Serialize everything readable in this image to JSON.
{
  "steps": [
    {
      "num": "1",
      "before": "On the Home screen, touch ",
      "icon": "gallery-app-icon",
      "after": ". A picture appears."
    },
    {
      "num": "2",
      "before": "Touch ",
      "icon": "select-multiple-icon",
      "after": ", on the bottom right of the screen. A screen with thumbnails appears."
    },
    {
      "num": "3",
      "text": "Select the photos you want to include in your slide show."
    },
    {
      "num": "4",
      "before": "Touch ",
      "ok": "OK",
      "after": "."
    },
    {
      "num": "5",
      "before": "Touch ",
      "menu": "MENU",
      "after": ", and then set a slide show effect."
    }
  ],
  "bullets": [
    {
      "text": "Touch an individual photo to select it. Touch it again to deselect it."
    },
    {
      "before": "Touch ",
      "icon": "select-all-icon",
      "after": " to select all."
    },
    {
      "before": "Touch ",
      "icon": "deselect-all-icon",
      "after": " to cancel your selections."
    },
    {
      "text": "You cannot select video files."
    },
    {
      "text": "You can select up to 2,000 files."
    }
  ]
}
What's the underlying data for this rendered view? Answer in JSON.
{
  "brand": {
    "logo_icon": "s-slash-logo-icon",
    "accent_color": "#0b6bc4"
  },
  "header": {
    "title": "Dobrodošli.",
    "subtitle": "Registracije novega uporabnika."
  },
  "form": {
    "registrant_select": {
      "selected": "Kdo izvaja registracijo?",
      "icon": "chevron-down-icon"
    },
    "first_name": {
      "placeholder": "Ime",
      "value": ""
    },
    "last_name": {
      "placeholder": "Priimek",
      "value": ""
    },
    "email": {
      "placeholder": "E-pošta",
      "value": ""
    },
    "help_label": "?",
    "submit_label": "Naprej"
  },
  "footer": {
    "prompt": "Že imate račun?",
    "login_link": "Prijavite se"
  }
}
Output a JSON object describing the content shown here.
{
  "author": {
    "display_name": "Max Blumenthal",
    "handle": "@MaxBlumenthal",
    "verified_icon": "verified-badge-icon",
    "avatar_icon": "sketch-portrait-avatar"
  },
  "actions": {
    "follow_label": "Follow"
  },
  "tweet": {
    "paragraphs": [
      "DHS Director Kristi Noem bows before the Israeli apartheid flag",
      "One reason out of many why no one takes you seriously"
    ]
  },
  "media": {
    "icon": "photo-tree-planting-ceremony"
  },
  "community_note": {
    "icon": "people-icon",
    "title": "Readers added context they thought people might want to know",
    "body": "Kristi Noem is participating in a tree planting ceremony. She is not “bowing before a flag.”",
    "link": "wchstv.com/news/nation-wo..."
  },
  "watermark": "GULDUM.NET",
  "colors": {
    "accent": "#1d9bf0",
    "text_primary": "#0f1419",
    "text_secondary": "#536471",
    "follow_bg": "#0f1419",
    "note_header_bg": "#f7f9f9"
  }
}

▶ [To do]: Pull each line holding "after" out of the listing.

▶ [Answer for this exercise]:
      "after": ". A picture appears."
      "after": ", on the bottom right of the screen. A screen with thumbnails appears."
      "after": "."
      "after": ", and then set a slide show effect."
      "after": " to select all."
      "after": " to cancel your selections."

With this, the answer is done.